A collection of web design tools and resources.
I may receive a commission when you use the links in this post, but I'll never recommend anything I don't use.
It’s not easy to run a design service-based business, but using the right web design tools can make it easier. There’s not a day that I don’t use every one of these bad boys in my workflow.
#1 – Adobe Illustrator
Adobe Illustrator is a powerful application that creates images in vector format. Vector is so important because you can resize your design without losing quality. Photoshop (and Canva) create images in Raster format. Raster means your design will be blurry when resized.
I use Illustrator for everything from logos, brand boards, social images, and layouts. Most of my web designing happens in-browser these days, but I start out with a basic layout and elements in Illustrator.
#2 – WordPress
WordPress powers a quarter of the internet these days, (including all my own websites). With so many users it’s easy to find help and support. And it’s regularly updated to keep your site secure from the latest threats.
It’s not as beginner friendly as Squarespace, and that’s okay. WordPress more than makes up for it with plugins and themes to make your website work exactly the way you want. It’s also more SEO friendly than DIY website builders like Squarespace and Wix.
#3 – Trello
Holy organization, Batman! I don’t know what I did before Trello.
Trello keeps track of everything. I have a board for posts, Whimsy development, and for House Cozad (grocery list, home repair list). I connect my post board to Google Drive so I can go right to the master document. All my planning, sales copy, and social blurbs are available right from the card within Trello.
#4 – Namecheap
#5 – SiteGround
I’m currently moving my websites and clients to SiteGround. So far it’s a reliable, high-quality host with excellent support. The speed of my sites has also made a marked jump. Woohoo!
My previous host, MediaTemple, was once a shining beacon in the land of web hosting. Then GoDaddy bought them (UGH) and now they’re awful. AWFUL. Their servers are oversold and packed full of slow websites now, just like GoDaddy likes to do. 🙁

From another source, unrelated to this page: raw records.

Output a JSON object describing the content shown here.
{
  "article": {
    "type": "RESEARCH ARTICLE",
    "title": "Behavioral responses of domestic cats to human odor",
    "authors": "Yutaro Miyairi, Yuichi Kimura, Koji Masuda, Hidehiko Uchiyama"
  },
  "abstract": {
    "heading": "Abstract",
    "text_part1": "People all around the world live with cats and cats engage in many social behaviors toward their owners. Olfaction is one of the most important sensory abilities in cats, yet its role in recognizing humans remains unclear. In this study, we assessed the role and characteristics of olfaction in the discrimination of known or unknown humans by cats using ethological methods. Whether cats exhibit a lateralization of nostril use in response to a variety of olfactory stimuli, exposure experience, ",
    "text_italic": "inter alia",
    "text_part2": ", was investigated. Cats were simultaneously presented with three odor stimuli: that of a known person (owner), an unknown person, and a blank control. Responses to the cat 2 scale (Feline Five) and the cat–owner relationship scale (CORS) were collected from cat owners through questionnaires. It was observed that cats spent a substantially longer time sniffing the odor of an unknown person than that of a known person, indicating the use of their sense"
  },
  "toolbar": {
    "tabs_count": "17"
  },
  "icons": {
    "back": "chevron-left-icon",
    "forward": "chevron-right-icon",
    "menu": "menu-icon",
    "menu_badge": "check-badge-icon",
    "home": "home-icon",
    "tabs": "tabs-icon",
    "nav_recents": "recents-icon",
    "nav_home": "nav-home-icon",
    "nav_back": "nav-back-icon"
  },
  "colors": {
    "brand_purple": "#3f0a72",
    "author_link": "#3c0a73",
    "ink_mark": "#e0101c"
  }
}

#6 – Brackets
Brackets makes it easy to manage different projects. Import the folder of the project you’re working on and it organizes the folders and files in a tree. I just open the folder for the theme or plugin instead of the entire WordPress file structure. Being able to switch between projects like that has improved my development time. Win.
#7 – MailerLite
MailerLite is a free alternative to MailChimp. It’s free for your first 1,000 subscribers and has features that MailChimp charges extra for.
MailerLite also features landing pages and many opt-in form options. The biggest perk? Advanced automation rules for sales funnels and opt-in offers. For free.